→ The task: Please count the lines in these records that contain "update" and give only that count.

——————

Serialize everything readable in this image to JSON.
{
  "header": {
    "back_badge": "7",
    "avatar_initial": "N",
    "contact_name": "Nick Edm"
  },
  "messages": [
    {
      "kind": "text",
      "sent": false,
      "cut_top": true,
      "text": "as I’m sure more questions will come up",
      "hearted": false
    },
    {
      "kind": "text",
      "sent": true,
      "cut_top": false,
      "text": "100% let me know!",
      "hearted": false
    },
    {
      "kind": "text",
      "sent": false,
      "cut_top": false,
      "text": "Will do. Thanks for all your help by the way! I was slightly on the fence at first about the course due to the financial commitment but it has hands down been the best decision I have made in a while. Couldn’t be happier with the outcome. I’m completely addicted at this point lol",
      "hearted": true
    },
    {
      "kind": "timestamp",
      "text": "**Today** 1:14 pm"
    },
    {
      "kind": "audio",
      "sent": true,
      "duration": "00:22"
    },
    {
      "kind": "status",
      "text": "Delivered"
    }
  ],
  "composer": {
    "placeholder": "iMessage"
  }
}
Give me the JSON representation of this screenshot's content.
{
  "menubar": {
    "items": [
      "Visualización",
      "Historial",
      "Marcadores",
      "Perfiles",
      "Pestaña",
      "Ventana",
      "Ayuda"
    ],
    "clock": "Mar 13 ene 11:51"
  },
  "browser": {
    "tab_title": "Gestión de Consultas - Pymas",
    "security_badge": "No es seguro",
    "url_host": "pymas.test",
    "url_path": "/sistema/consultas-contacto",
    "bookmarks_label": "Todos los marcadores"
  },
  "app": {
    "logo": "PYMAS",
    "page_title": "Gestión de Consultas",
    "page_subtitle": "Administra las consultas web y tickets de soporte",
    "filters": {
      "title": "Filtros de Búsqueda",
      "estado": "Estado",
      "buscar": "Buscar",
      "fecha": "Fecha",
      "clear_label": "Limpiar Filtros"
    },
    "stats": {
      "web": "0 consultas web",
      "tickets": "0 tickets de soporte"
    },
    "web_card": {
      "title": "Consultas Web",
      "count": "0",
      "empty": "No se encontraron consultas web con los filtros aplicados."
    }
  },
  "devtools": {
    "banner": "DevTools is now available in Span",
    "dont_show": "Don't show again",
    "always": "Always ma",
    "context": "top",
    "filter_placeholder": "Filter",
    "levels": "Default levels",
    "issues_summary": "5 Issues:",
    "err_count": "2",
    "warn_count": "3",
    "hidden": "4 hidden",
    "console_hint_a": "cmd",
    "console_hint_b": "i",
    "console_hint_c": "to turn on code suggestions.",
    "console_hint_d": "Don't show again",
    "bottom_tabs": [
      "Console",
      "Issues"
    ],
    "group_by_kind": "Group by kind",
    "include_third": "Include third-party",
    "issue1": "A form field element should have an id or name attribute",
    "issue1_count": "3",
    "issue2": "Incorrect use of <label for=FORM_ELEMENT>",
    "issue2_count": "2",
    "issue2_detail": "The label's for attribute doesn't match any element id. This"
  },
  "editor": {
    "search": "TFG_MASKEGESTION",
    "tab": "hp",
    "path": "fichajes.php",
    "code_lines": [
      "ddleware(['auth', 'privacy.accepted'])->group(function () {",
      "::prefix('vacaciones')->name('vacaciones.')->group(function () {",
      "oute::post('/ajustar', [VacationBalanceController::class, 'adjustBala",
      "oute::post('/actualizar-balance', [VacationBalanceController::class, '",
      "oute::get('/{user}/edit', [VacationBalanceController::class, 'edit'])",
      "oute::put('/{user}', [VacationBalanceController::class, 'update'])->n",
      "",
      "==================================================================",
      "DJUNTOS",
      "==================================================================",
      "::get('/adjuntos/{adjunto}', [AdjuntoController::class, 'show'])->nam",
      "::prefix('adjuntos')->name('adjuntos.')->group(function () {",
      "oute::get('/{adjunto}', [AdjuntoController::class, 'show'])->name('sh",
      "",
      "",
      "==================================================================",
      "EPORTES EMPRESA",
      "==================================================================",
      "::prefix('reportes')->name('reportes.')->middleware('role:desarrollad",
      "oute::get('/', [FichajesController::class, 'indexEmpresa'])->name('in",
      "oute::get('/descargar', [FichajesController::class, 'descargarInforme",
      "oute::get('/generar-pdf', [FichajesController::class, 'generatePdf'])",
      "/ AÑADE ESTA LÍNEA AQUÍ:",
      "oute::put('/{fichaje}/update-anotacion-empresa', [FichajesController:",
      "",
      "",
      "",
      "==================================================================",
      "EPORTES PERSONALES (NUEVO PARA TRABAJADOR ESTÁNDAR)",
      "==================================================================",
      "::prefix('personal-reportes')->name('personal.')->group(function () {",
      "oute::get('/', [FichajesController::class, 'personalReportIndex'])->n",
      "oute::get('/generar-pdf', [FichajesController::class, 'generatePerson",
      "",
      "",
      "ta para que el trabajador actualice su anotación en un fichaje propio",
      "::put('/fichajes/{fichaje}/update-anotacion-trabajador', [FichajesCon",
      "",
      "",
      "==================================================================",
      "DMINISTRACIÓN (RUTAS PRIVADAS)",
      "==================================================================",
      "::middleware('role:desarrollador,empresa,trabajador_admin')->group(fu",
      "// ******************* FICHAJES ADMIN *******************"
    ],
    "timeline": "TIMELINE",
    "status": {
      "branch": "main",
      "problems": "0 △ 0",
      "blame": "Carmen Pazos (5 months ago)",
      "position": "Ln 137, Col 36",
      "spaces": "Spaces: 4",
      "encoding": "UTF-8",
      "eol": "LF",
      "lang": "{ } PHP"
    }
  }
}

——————

→ Task result: 3